Task objective:
Narrow the data below down to the lines containing "role".

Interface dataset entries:
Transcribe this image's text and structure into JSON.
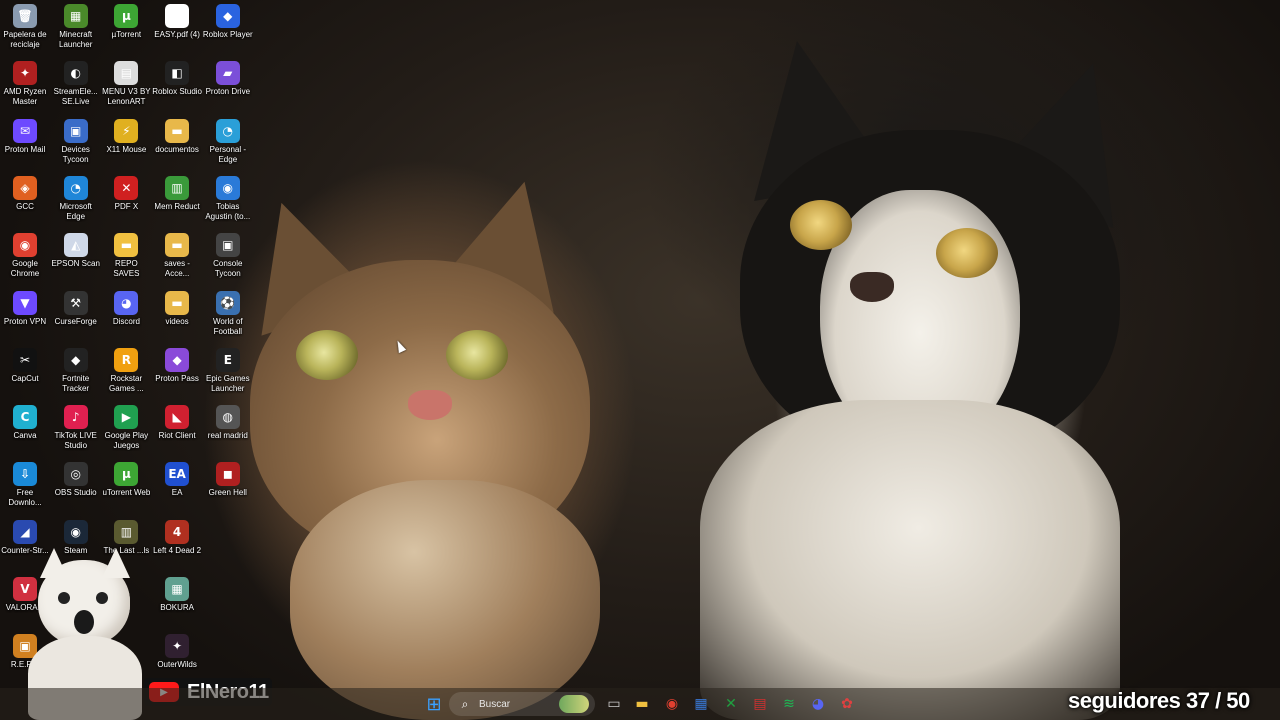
{
  "desktop": {
    "icons": [
      {
        "label": "Papelera de reciclaje",
        "glyph": "🗑",
        "color": "#8a9bb0"
      },
      {
        "label": "Minecraft Launcher",
        "glyph": "▦",
        "color": "#4a8a2a"
      },
      {
        "label": "µTorrent",
        "glyph": "µ",
        "color": "#3da634"
      },
      {
        "label": "EASY.pdf (4)",
        "glyph": "◉",
        "color": "#ffffff"
      },
      {
        "label": "Roblox Player",
        "glyph": "◆",
        "color": "#2a63e0"
      },
      {
        "label": "AMD Ryzen Master",
        "glyph": "✦",
        "color": "#b02020"
      },
      {
        "label": "StreamEle... SE.Live",
        "glyph": "◐",
        "color": "#222222"
      },
      {
        "label": "MENU V3 BY LenonART",
        "glyph": "▤",
        "color": "#dddddd"
      },
      {
        "label": "Roblox Studio",
        "glyph": "◧",
        "color": "#222222"
      },
      {
        "label": "Proton Drive",
        "glyph": "▰",
        "color": "#7b4fd9"
      },
      {
        "label": "Proton Mail",
        "glyph": "✉",
        "color": "#6d4aff"
      },
      {
        "label": "Devices Tycoon",
        "glyph": "▣",
        "color": "#3a6cc8"
      },
      {
        "label": "X11 Mouse",
        "glyph": "⚡",
        "color": "#e0b020"
      },
      {
        "label": "documentos",
        "glyph": "▬",
        "color": "#e8b84a"
      },
      {
        "label": "Personal - Edge",
        "glyph": "◔",
        "color": "#2a9fd8"
      },
      {
        "label": "GCC",
        "glyph": "◈",
        "color": "#e06020"
      },
      {
        "label": "Microsoft Edge",
        "glyph": "◔",
        "color": "#1f86d8"
      },
      {
        "label": "PDF X",
        "glyph": "✕",
        "color": "#d02020"
      },
      {
        "label": "Mem Reduct",
        "glyph": "▥",
        "color": "#3a9a3a"
      },
      {
        "label": "Tobias Agustin (to...",
        "glyph": "◉",
        "color": "#2a7ad8"
      },
      {
        "label": "Google Chrome",
        "glyph": "◉",
        "color": "#e04030"
      },
      {
        "label": "EPSON Scan",
        "glyph": "◭",
        "color": "#cfd8e8"
      },
      {
        "label": "REPO SAVES",
        "glyph": "▬",
        "color": "#f0c040"
      },
      {
        "label": "saves - Acce...",
        "glyph": "▬",
        "color": "#e8b84a"
      },
      {
        "label": "Console Tycoon",
        "glyph": "▣",
        "color": "#444444"
      },
      {
        "label": "Proton VPN",
        "glyph": "▼",
        "color": "#6d4aff"
      },
      {
        "label": "CurseForge",
        "glyph": "⚒",
        "color": "#333333"
      },
      {
        "label": "Discord",
        "glyph": "◕",
        "color": "#5865f2"
      },
      {
        "label": "videos",
        "glyph": "▬",
        "color": "#e8b84a"
      },
      {
        "label": "World of Football",
        "glyph": "⚽",
        "color": "#3a70b0"
      },
      {
        "label": "CapCut",
        "glyph": "✂",
        "color": "#111111"
      },
      {
        "label": "Fortnite Tracker",
        "glyph": "◆",
        "color": "#222222"
      },
      {
        "label": "Rockstar Games ...",
        "glyph": "R",
        "color": "#f0a010"
      },
      {
        "label": "Proton Pass",
        "glyph": "◆",
        "color": "#8a4ad9"
      },
      {
        "label": "Epic Games Launcher",
        "glyph": "E",
        "color": "#222222"
      },
      {
        "label": "Canva",
        "glyph": "C",
        "color": "#20b0d0"
      },
      {
        "label": "TikTok LIVE Studio",
        "glyph": "♪",
        "color": "#e02050"
      },
      {
        "label": "Google Play Juegos",
        "glyph": "▶",
        "color": "#20a050"
      },
      {
        "label": "Riot Client",
        "glyph": "◣",
        "color": "#d02030"
      },
      {
        "label": "real madrid",
        "glyph": "◍",
        "color": "#555555"
      },
      {
        "label": "Free Downlo...",
        "glyph": "⇩",
        "color": "#1a8ad8"
      },
      {
        "label": "OBS Studio",
        "glyph": "◎",
        "color": "#333333"
      },
      {
        "label": "uTorrent Web",
        "glyph": "µ",
        "color": "#3da634"
      },
      {
        "label": "EA",
        "glyph": "EA",
        "color": "#2050d0"
      },
      {
        "label": "Green Hell",
        "glyph": "◼",
        "color": "#b02020"
      },
      {
        "label": "Counter-Str...",
        "glyph": "◢",
        "color": "#2a4ab0"
      },
      {
        "label": "Steam",
        "glyph": "◉",
        "color": "#1b2838"
      },
      {
        "label": "The Last ...ls",
        "glyph": "▥",
        "color": "#5a5a30"
      },
      {
        "label": "Left 4 Dead 2",
        "glyph": "4",
        "color": "#b03020"
      },
      {
        "label": "VALORA...",
        "glyph": "V",
        "color": "#d03040"
      },
      {
        "label": "BOKURA",
        "glyph": "▦",
        "color": "#60a090"
      },
      {
        "label": "R.E.P.O",
        "glyph": "▣",
        "color": "#d08020"
      },
      {
        "label": "OuterWilds",
        "glyph": "✦",
        "color": "#302030"
      }
    ]
  },
  "taskbar": {
    "search_placeholder": "Buscar",
    "items": [
      {
        "name": "windows-start",
        "glyph": "⊞",
        "color": "#3aa0ff"
      },
      {
        "name": "task-view",
        "glyph": "▭",
        "color": "#cccccc"
      },
      {
        "name": "file-explorer",
        "glyph": "▬",
        "color": "#f0c040"
      },
      {
        "name": "chrome",
        "glyph": "◉",
        "color": "#e04030"
      },
      {
        "name": "ms-store",
        "glyph": "▦",
        "color": "#3a7ad8"
      },
      {
        "name": "xbox",
        "glyph": "✕",
        "color": "#20a040"
      },
      {
        "name": "recording-app",
        "glyph": "▤",
        "color": "#d03030"
      },
      {
        "name": "spotify",
        "glyph": "≋",
        "color": "#1db954"
      },
      {
        "name": "discord",
        "glyph": "◕",
        "color": "#5865f2"
      },
      {
        "name": "settings",
        "glyph": "✿",
        "color": "#e04040"
      }
    ]
  },
  "overlay": {
    "channel_name": "ElNero11",
    "followers_text": "seguidores 37 / 50"
  }
}
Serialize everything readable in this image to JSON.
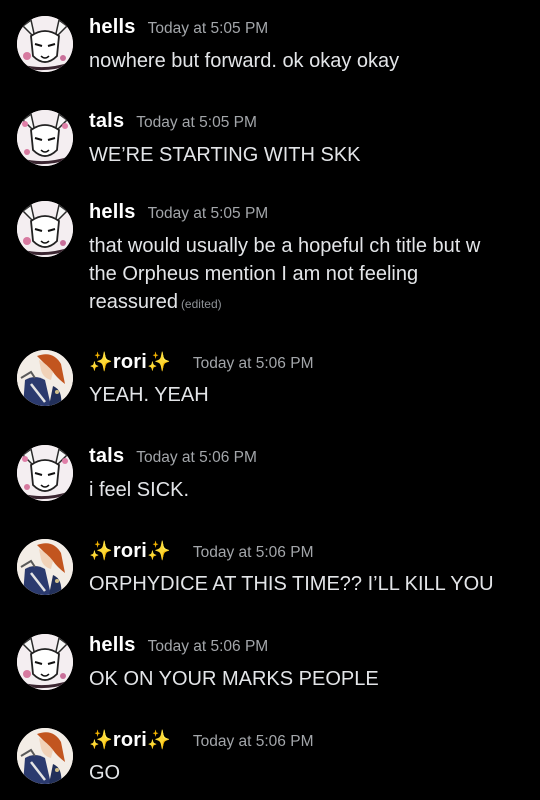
{
  "messages": [
    {
      "author": "hells",
      "author_type": "hells",
      "timestamp": "Today at 5:05 PM",
      "lines": [
        "nowhere but forward. ok okay okay"
      ]
    },
    {
      "author": "tals",
      "author_type": "tals",
      "timestamp": "Today at 5:05 PM",
      "lines": [
        "WE’RE STARTING WITH SKK"
      ]
    },
    {
      "author": "hells",
      "author_type": "hells",
      "timestamp": "Today at 5:05 PM",
      "lines": [
        "that would usually be a hopeful ch title but w",
        "the Orpheus mention I am not feeling",
        "reassured"
      ],
      "edited": "(edited)"
    },
    {
      "author": "rori",
      "author_type": "rori",
      "decoration": "✨",
      "timestamp": "Today at 5:06 PM",
      "lines": [
        "YEAH. YEAH"
      ]
    },
    {
      "author": "tals",
      "author_type": "tals",
      "timestamp": "Today at 5:06 PM",
      "lines": [
        "i feel SICK."
      ]
    },
    {
      "author": "rori",
      "author_type": "rori",
      "decoration": "✨",
      "timestamp": "Today at 5:06 PM",
      "lines": [
        "ORPHYDICE AT THIS TIME?? I’LL KILL YOU"
      ]
    },
    {
      "author": "hells",
      "author_type": "hells",
      "timestamp": "Today at 5:06 PM",
      "lines": [
        "OK ON YOUR MARKS PEOPLE"
      ]
    },
    {
      "author": "rori",
      "author_type": "rori",
      "decoration": "✨",
      "timestamp": "Today at 5:06 PM",
      "lines": [
        "GO"
      ]
    }
  ],
  "colors": {
    "background": "#000000",
    "username": "#ffffff",
    "timestamp": "#a3a6aa",
    "text": "#e3e5e8",
    "sparkle": "#f5c400"
  }
}
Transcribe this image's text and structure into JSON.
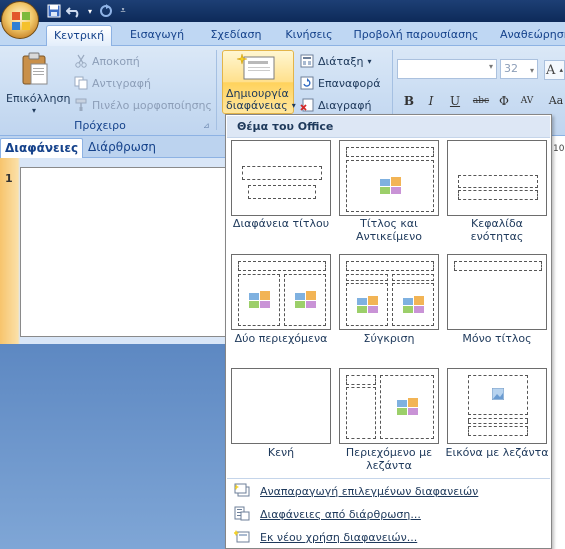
{
  "tabs": [
    {
      "label": "Κεντρική",
      "active": true
    },
    {
      "label": "Εισαγωγή"
    },
    {
      "label": "Σχεδίαση"
    },
    {
      "label": "Κινήσεις"
    },
    {
      "label": "Προβολή παρουσίασης"
    },
    {
      "label": "Αναθεώρηση"
    }
  ],
  "clipboard": {
    "paste_label": "Επικόλληση",
    "cut_label": "Αποκοπή",
    "copy_label": "Αντιγραφή",
    "format_painter_label": "Πινέλο μορφοποίησης",
    "group_label": "Πρόχειρο"
  },
  "slides": {
    "new_slide_label_line1": "Δημιουργία",
    "new_slide_label_line2": "διαφάνειας",
    "layout_label": "Διάταξη",
    "reset_label": "Επαναφορά",
    "delete_label": "Διαγραφή"
  },
  "font": {
    "name_value": "",
    "size_value": "32",
    "bold": "B",
    "italic": "I",
    "underline": "U",
    "strike": "abc",
    "shadow": "S",
    "spacing": "AV",
    "case": "Aa"
  },
  "left_panel": {
    "tab_slides": "Διαφάνειες",
    "tab_outline": "Διάρθρωση",
    "slide_number": "1"
  },
  "ruler_value": "10",
  "dropdown": {
    "header": "Θέμα του Office",
    "layouts": [
      {
        "label": "Διαφάνεια τίτλου"
      },
      {
        "label": "Τίτλος και Αντικείμενο"
      },
      {
        "label": "Κεφαλίδα ενότητας"
      },
      {
        "label": "Δύο περιεχόμενα"
      },
      {
        "label": "Σύγκριση"
      },
      {
        "label": "Μόνο τίτλος"
      },
      {
        "label": "Κενή"
      },
      {
        "label": "Περιεχόμενο με λεζάντα"
      },
      {
        "label": "Εικόνα με λεζάντα"
      }
    ],
    "menu": [
      {
        "label": "Αναπαραγωγή επιλεγμένων διαφανειών"
      },
      {
        "label": "Διαφάνειες από διάρθρωση..."
      },
      {
        "label": "Εκ νέου χρήση διαφανειών..."
      }
    ]
  },
  "colors": {
    "accent": "#15428b",
    "ribbon_bg": "#c9dcf2",
    "highlight": "#ffe08c",
    "left_panel": "#6a93c8"
  }
}
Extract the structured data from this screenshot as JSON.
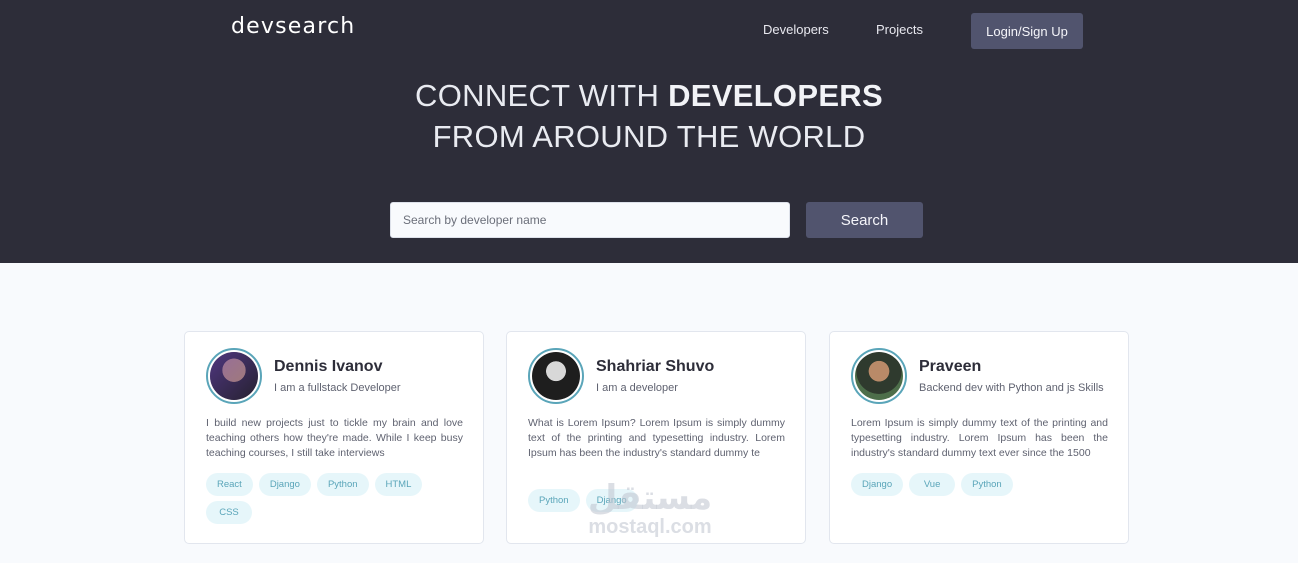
{
  "header": {
    "logo": "devsearch",
    "nav": [
      {
        "label": "Developers"
      },
      {
        "label": "Projects"
      }
    ],
    "login_label": "Login/Sign Up"
  },
  "hero": {
    "line1_prefix": "CONNECT WITH ",
    "line1_bold": "DEVELOPERS",
    "line2": "FROM AROUND THE WORLD"
  },
  "search": {
    "placeholder": "Search by developer name",
    "value": "",
    "button_label": "Search"
  },
  "developers": [
    {
      "name": "Dennis Ivanov",
      "role": "I am a fullstack Developer",
      "bio": "I build new projects just to tickle my brain and love teaching others how they're made. While I keep busy teaching courses, I still take interviews",
      "tags": [
        "React",
        "Django",
        "Python",
        "HTML",
        "CSS"
      ]
    },
    {
      "name": "Shahriar Shuvo",
      "role": "I am a developer",
      "bio": "What is Lorem Ipsum? Lorem Ipsum is simply dummy text of the printing and typesetting industry. Lorem Ipsum has been the industry's standard dummy te",
      "tags": [
        "Python",
        "Django"
      ]
    },
    {
      "name": "Praveen",
      "role": "Backend dev with Python and js Skills",
      "bio": "Lorem Ipsum is simply dummy text of the printing and typesetting industry. Lorem Ipsum has been the industry's standard dummy text ever since the 1500",
      "tags": [
        "Django",
        "Vue",
        "Python"
      ]
    }
  ],
  "watermark": {
    "arabic": "مستقل",
    "latin": "mostaql.com"
  },
  "colors": {
    "hero_bg": "#2d2d39",
    "button_bg": "#51546e",
    "accent": "#5aa5b9",
    "tag_bg": "#e6f6fa",
    "page_bg": "#f8fafd"
  }
}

Expected output:
      "role": "I am a fullstack Developer",
      "role": "I am a developer",
      "role": "Backend dev with Python and js Skills",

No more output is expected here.